In classical Hebrew, there is a form for positive imperative. It exists for singular and plural, masculine and feminine second-person. The imperative conjugations look like shortages of the future ones. However, in modern Hebrew, the future tense is often used in its place in colloquial speech, and the proper imperative form is considered formal or of higher register.

The negative imperative in those languages is more complicated. In modern Hebrew, for instance, it contains a synonym of the word "no", that is used only in negative imperative (אַל), and is followed by the future tense.

Japanese uses separate verb forms as shown below. For the verb kaku (write):

Korean has six levels of honorific, all of which have their own imperative endings. Auxiliary verbs 않다 anta and 말다 malda are used for negative indicative and prohibitive, respectively. For the verb gada (go'):

Standard Chinese uses different words of negation for the indicative and the prohibitive moods. For the verb zuò (do):

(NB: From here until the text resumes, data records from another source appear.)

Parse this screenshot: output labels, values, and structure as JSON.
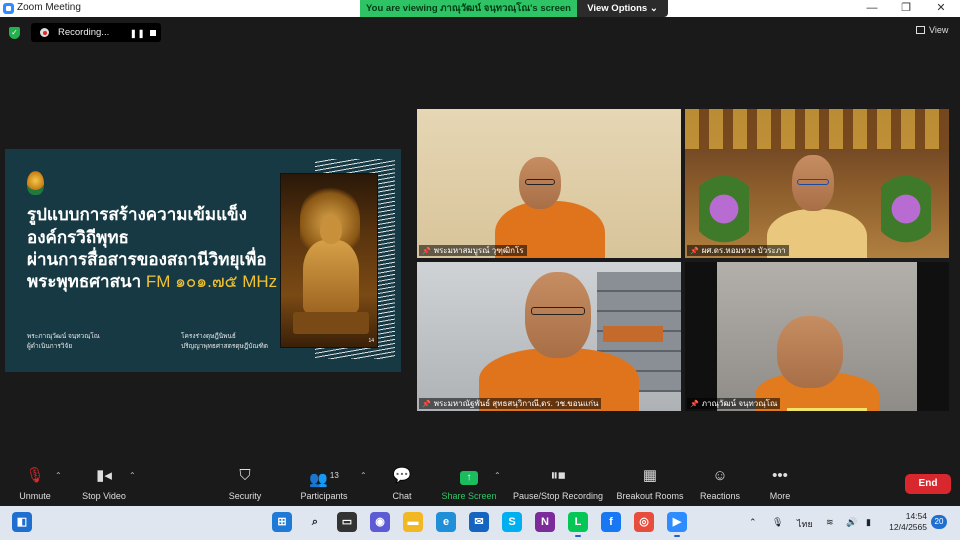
{
  "window": {
    "title": "Zoom Meeting",
    "viewing_banner": "You are viewing ภาณุวัฒน์ จนฺทวณฺโณ's screen",
    "view_options": "View Options ⌄",
    "minimize": "—",
    "maximize": "❐",
    "close": "✕"
  },
  "recording": {
    "label": "Recording...",
    "pause": "❚❚"
  },
  "view_button": "View",
  "slide": {
    "title_line1": "รูปแบบการสร้างความเข้มแข็ง",
    "title_line2": "องค์กรวิถีพุทธ",
    "title_line3": "ผ่านการสื่อสารของสถานีวิทยุเพื่อ",
    "title_line4": "พระพุทธศาสนา",
    "title_fm": "FM ๑๐๑.๗๕ MHz",
    "presenter_name": "พระภาณุวัฒน์ จนฺทวณฺโณ",
    "presenter_role": "ผู้ดำเนินการวิจัย",
    "project_name": "โครงร่างดุษฎีนิพนธ์",
    "project_degree": "ปริญญาพุทธศาสตรดุษฎีบัณฑิต",
    "slide_number": "14"
  },
  "participants": [
    {
      "label": "พระมหาสมบูรณ์ วุฑฺฒิกโร"
    },
    {
      "label": "ผศ.ดร.หอมหวล บัวระภา"
    },
    {
      "label": "พระมหาณัฐพันธ์ สุทธสนฺวิกาณี,ดร. วช.ขอนแก่น"
    },
    {
      "label": "ภาณุวัฒน์ จนฺทวณฺโณ"
    }
  ],
  "toolbar": {
    "unmute": "Unmute",
    "stop_video": "Stop Video",
    "security": "Security",
    "participants": "Participants",
    "participants_count": "13",
    "chat": "Chat",
    "share_screen": "Share Screen",
    "pause_stop_recording": "Pause/Stop Recording",
    "breakout_rooms": "Breakout Rooms",
    "reactions": "Reactions",
    "more": "More",
    "end": "End"
  },
  "taskbar": {
    "language": "ไทย",
    "time": "14:54",
    "date": "12/4/2565",
    "notifications": "20"
  },
  "colors": {
    "zoom_blue": "#2d8cff",
    "banner_green": "#2ec466",
    "end_red": "#d9272e",
    "slide_bg": "#163943",
    "slide_accent": "#f2c230",
    "robe_orange": "#e0741c"
  }
}
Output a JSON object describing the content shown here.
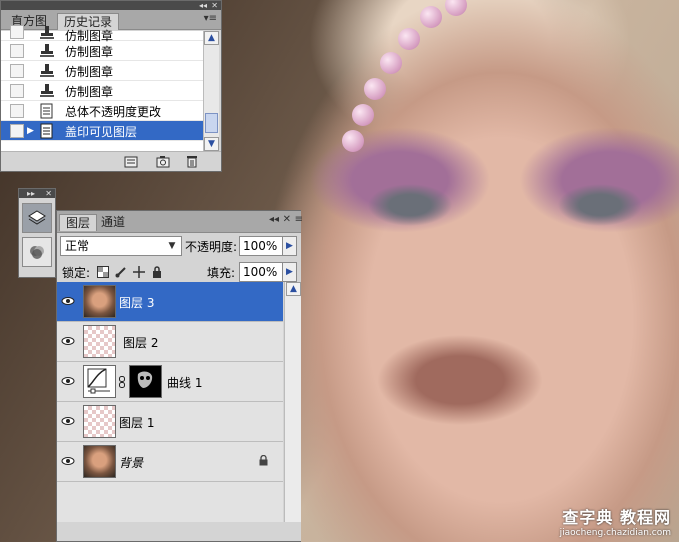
{
  "watermark": {
    "main": "查字典 教程网",
    "sub": "jiaocheng.chazidian.com"
  },
  "history": {
    "tabs": [
      "直方图",
      "历史记录"
    ],
    "active_tab": 1,
    "items": [
      {
        "label": "仿制图章",
        "icon": "clone-stamp-icon"
      },
      {
        "label": "仿制图章",
        "icon": "clone-stamp-icon"
      },
      {
        "label": "仿制图章",
        "icon": "clone-stamp-icon"
      },
      {
        "label": "仿制图章",
        "icon": "clone-stamp-icon"
      },
      {
        "label": "总体不透明度更改",
        "icon": "history-state-icon"
      },
      {
        "label": "盖印可见图层",
        "icon": "history-state-icon",
        "selected": true
      }
    ],
    "footer_icons": [
      "new-document-from-state-icon",
      "snapshot-camera-icon",
      "trash-icon"
    ]
  },
  "layers_panel": {
    "tabs": [
      "图层",
      "通道"
    ],
    "active_tab": 0,
    "blend_mode": "正常",
    "opacity_label": "不透明度:",
    "opacity_value": "100%",
    "lock_label": "锁定:",
    "fill_label": "填充:",
    "fill_value": "100%",
    "layers": [
      {
        "name": "图层 3",
        "thumb": "face",
        "visible": true,
        "selected": true
      },
      {
        "name": "图层 2",
        "thumb": "checker",
        "visible": true
      },
      {
        "name": "曲线 1",
        "thumb": "curves-adjustment",
        "mask": true,
        "visible": true
      },
      {
        "name": "图层 1",
        "thumb": "checker",
        "visible": true
      },
      {
        "name": "背景",
        "thumb": "face",
        "visible": true,
        "locked": true,
        "italic": true
      }
    ]
  },
  "colors": {
    "selection": "#3369c5",
    "panel": "#d4d4d4",
    "titlebar": "#4a4a4a"
  }
}
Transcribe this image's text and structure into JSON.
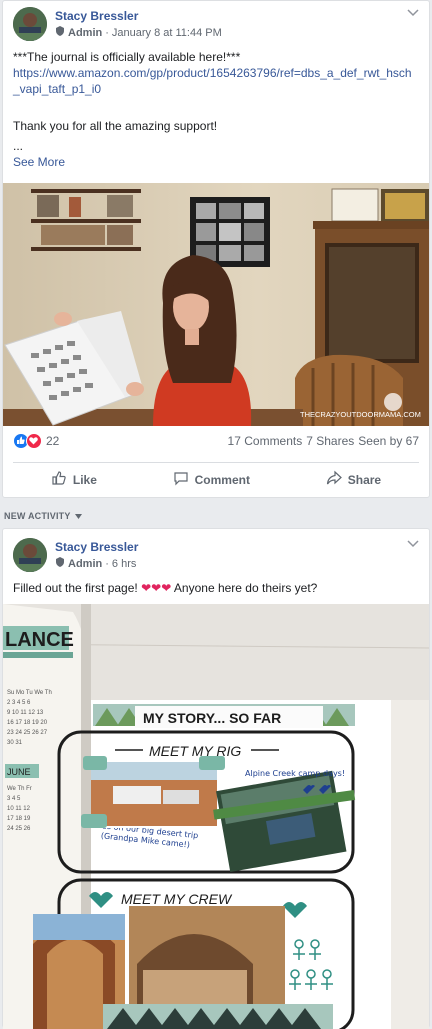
{
  "post1": {
    "author": "Stacy Bressler",
    "role": "Admin",
    "timestamp": "January 8 at 11:44 PM",
    "line1": "***The journal is officially available here!***",
    "link": "https://www.amazon.com/gp/product/1654263796/ref=dbs_a_def_rwt_hsch_vapi_taft_p1_i0",
    "line2": "Thank you for all the amazing support!",
    "ellipsis": "...",
    "see_more": "See More",
    "watermark": "THECRAZYOUTDOORMAMA.COM",
    "reaction_count": "22",
    "comments": "17 Comments",
    "shares": "7 Shares",
    "seen_by": "Seen by 67",
    "like": "Like",
    "comment": "Comment",
    "share": "Share"
  },
  "section_label": "NEW ACTIVITY",
  "post2": {
    "author": "Stacy Bressler",
    "role": "Admin",
    "timestamp": "6 hrs",
    "text_before": "Filled out the first page!",
    "hearts": "❤❤❤",
    "text_after": "Anyone here do theirs yet?",
    "journal": {
      "lance": "LANCE",
      "my_story": "MY STORY... SO FAR",
      "meet_my_rig": "MEET MY RIG",
      "alpine": "Alpine Creek camp days!",
      "desert_note": "us on our big desert trip (Grandpa Mike came!)",
      "meet_my_crew": "MEET MY CREW",
      "june": "JUNE"
    }
  },
  "colors": {
    "link": "#385898",
    "like_blue": "#1877f2",
    "love_red": "#f0284a"
  }
}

For the imperative form, the second-person singular, Turkish uses the bare verb stem without the infinitive ending -mek/-mak. Other imperative forms use various suffixes. The second-person plural, which can also be used to express formality (See T–V distinction), uses the suffixes -in/-ın/-ün/-un. The second person double-plural, reserved for super formal contexts (usually public notifications), uses the suffixes -iniz/-ınız/-ünüz/-unuz. Third-person singular uses -sin/-sın/-sün/-sun. Third-person plural uses -sinler/-sınlar/-sünler/-sunlar (There is no third person double-plural in Turkish). First-person pronouns do not have imperative forms. All Turkish imperative suffixes change depending on the verb stem according to the rules of vowel harmony. For the verb içmek (to drink, also to smoke a cigarette or similar):

Turkish also has a separate optative mood. Conjugations of the optative mood for the first-person pronouns (singular içeyim, (double-)plural içelim) are sometimes incorrectly said to be first-person imperatives. Conjugations of the optative mood for second and third-person pronouns exist (second-person singular içesin, second-person (double-)plural içesiniz, third-person singular içe, third-person plural içeler), but are rarely used in practice.

Negative imperative forms are made in the same way, but using a negated verb as the base. For example, the second person singular imperative of içmemek (not to drink) is içme (don't drink). Other Turkic languages construct imperative forms similarly to Turkish.